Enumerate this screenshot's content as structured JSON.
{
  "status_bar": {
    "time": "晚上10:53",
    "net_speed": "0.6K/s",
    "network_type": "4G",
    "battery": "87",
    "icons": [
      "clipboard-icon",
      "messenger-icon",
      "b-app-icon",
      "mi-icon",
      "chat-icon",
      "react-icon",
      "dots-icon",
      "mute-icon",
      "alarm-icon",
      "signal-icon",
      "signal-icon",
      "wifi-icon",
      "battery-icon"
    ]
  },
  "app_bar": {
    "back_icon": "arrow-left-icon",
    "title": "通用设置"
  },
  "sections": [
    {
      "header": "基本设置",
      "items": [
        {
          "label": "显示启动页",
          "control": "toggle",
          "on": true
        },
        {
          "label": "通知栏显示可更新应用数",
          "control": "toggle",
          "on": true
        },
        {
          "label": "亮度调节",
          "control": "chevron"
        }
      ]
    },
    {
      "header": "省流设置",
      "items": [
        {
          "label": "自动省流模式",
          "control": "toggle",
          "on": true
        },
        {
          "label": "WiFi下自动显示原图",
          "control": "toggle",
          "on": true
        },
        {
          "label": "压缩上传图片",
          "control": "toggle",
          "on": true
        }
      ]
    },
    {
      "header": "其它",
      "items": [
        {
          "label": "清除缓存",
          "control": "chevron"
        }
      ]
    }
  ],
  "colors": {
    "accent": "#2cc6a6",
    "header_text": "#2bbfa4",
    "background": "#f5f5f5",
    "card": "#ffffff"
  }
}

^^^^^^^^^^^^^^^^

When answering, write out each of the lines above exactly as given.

Enumerate this screenshot's content as structured JSON.
{
  "status_bar": {
    "time": "晚上10:53",
    "net_speed": "0.6K/s",
    "network_type": "4G",
    "battery": "87",
    "icons": [
      "clipboard-icon",
      "messenger-icon",
      "b-app-icon",
      "mi-icon",
      "chat-icon",
      "react-icon",
      "dots-icon",
      "mute-icon",
      "alarm-icon",
      "signal-icon",
      "signal-icon",
      "wifi-icon",
      "battery-icon"
    ]
  },
  "app_bar": {
    "back_icon": "arrow-left-icon",
    "title": "通用设置"
  },
  "sections": [
    {
      "header": "基本设置",
      "items": [
        {
          "label": "显示启动页",
          "control": "toggle",
          "on": true
        },
        {
          "label": "通知栏显示可更新应用数",
          "control": "toggle",
          "on": true
        },
        {
          "label": "亮度调节",
          "control": "chevron"
        }
      ]
    },
    {
      "header": "省流设置",
      "items": [
        {
          "label": "自动省流模式",
          "control": "toggle",
          "on": true
        },
        {
          "label": "WiFi下自动显示原图",
          "control": "toggle",
          "on": true
        },
        {
          "label": "压缩上传图片",
          "control": "toggle",
          "on": true
        }
      ]
    },
    {
      "header": "其它",
      "items": [
        {
          "label": "清除缓存",
          "control": "chevron"
        }
      ]
    }
  ],
  "colors": {
    "accent": "#2cc6a6",
    "header_text": "#2bbfa4",
    "background": "#f5f5f5",
    "card": "#ffffff"
  }
}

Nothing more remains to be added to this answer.